HOUSTON — A federal appeals court has rejected an appeal from a Texas man serving life in prison for burning one of his girlfriend’s children with acid during an argument while in a pickup truck in far North Texas nearly 10 years ago.
Tracy Lynn Escobedo contended six jurors at his trial in Gainesville, about 60 miles (96.56 kilometers) north of Dallas, were biased when they convicted him in 2010 of felony injury to a child.
“There is no evidence that the jurors in question were actually biased,” the 5th U.S. Circuit Court of Appeals said late Monday, upholding the rulings of lower courts.
Escobedo, 37, an inmate at the Texas Department of Criminal Justice McConnell Unit, had filed his own appeal.

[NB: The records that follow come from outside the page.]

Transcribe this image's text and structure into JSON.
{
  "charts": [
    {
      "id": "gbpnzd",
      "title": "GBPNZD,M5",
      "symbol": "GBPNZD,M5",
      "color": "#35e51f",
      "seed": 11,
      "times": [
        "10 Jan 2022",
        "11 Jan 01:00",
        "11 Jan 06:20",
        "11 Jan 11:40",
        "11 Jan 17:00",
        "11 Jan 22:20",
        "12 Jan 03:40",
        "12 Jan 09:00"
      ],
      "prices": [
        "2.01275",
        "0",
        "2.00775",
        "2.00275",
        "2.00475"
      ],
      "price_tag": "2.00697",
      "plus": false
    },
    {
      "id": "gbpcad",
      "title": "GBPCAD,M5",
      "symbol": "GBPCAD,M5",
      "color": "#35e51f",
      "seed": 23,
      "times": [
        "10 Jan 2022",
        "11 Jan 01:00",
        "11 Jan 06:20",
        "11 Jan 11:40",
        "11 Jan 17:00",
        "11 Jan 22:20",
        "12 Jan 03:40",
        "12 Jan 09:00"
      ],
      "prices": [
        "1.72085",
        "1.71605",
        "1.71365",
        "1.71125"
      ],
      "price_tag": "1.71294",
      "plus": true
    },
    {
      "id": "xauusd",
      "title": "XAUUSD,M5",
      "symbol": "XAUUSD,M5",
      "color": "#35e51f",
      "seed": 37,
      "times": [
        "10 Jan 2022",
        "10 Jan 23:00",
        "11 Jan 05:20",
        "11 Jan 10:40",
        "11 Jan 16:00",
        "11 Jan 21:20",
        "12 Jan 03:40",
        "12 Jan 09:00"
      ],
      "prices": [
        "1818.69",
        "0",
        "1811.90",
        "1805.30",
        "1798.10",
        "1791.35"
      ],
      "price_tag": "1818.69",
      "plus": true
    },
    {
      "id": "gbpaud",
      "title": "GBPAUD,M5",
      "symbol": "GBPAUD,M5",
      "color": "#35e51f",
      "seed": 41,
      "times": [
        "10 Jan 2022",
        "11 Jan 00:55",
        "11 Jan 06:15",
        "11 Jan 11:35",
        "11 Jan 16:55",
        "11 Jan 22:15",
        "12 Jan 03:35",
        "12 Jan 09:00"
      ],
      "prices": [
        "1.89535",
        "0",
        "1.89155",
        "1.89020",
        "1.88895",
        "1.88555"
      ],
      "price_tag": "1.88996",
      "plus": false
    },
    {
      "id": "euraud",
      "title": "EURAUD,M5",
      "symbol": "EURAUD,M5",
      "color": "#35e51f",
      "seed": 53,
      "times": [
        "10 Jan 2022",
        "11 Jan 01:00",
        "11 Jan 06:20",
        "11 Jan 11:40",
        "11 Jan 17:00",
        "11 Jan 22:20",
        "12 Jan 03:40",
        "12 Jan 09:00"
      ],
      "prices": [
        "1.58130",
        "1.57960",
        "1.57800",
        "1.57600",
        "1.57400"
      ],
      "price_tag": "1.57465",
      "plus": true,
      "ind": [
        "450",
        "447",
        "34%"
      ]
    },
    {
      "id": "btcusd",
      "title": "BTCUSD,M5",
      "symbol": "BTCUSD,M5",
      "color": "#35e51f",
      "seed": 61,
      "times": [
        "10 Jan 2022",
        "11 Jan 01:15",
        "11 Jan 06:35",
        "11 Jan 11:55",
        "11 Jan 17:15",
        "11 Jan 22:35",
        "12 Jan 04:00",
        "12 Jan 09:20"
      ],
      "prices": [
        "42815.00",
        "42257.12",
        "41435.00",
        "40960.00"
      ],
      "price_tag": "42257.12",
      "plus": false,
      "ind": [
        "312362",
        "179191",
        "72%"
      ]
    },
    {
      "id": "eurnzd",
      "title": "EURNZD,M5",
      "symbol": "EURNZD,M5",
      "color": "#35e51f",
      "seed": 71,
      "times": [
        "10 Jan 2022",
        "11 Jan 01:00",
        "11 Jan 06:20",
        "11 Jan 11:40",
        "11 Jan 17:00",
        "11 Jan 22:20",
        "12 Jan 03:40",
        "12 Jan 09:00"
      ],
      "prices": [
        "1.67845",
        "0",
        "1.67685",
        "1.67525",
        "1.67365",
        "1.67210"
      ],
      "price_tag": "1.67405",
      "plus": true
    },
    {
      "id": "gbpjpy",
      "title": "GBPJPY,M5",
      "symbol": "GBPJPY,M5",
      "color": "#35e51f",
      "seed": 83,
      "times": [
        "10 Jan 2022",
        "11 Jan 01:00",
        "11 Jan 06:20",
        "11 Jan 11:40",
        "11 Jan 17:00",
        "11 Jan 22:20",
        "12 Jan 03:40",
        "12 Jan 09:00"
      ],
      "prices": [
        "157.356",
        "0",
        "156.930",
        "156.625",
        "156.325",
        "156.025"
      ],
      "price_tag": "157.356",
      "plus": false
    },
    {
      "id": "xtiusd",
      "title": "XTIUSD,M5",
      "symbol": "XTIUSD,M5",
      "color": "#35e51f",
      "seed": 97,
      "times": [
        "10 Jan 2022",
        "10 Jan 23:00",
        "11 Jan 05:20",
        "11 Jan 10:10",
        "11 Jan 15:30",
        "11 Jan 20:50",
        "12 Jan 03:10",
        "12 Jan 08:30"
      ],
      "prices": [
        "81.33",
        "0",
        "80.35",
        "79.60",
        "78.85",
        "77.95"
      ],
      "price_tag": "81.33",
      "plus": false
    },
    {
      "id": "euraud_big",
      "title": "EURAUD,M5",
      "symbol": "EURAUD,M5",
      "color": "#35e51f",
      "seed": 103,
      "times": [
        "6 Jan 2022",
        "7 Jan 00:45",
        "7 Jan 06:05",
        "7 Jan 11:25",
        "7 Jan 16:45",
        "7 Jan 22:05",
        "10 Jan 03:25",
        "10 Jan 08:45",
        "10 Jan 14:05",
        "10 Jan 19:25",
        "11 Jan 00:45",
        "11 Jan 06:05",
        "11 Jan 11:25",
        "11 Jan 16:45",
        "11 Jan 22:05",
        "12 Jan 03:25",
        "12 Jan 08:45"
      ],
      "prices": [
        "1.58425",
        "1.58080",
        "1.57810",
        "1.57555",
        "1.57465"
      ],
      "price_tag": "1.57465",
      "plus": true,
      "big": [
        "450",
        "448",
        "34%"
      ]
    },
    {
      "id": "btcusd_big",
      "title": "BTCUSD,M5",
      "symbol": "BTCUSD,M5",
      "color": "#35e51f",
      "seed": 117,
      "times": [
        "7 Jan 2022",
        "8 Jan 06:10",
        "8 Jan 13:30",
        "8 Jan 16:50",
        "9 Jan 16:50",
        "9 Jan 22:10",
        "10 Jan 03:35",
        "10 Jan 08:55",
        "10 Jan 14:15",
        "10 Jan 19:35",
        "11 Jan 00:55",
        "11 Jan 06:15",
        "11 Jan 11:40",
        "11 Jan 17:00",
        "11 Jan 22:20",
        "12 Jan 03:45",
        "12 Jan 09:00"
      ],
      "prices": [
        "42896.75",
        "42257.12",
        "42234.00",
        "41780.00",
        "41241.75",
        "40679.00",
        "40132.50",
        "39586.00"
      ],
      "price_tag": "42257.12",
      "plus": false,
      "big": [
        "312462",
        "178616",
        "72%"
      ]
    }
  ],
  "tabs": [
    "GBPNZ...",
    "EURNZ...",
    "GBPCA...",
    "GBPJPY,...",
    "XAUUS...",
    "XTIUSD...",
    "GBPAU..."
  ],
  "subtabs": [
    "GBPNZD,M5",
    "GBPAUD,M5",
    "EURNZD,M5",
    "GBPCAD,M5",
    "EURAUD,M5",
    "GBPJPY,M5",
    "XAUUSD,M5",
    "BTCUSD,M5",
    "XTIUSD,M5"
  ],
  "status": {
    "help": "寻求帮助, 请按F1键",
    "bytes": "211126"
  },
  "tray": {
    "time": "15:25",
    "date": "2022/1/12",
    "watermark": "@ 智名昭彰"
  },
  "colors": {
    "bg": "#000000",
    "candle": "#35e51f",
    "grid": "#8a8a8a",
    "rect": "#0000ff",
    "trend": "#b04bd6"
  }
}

Four children — 14, 7, 4 and 18 months — were hurt in January 2009 after a bottle of liquid drain cleaner containing sulfuric acid broke open. Testimony showed Escobedo threw it while arguing with their mother, Cynthia Stout. The oldest child was hospitalized for two months and is permanently scarred, according to court documents.
Escobedo was charged with injuring all four but only tried on one of the charges.
Escobedo testified he intended to toss the bag into the back of the pickup and it accidentally went through an open window. He said one of the kids shook the bottle of drain cleaner that he’d intended to use to unclog a drain.
Testimony showed it hit the window frame and broke, spraying the children. Escobedo fled and turned himself in to police days later.
Cooke County prosecutors said his version of the events was intended to cover up his use of the acid in the drain cleaner to make methamphetamine. According to court records, he acknowledged under cross-examination he’d made the illegal drug a week earlier. He also testified he stored his manufacturing equipment in a ditch near the house in Woodbine, a rural area east of Gainesville, where he was living intermittently with Stout and her husband. She was the mother of one of Escobedo’s children, who was among the children hurt.
Stout was convicted of causing serious bodily harm to a child by criminal negligence related to Escobedo’s case and is serving a 10-year prison term.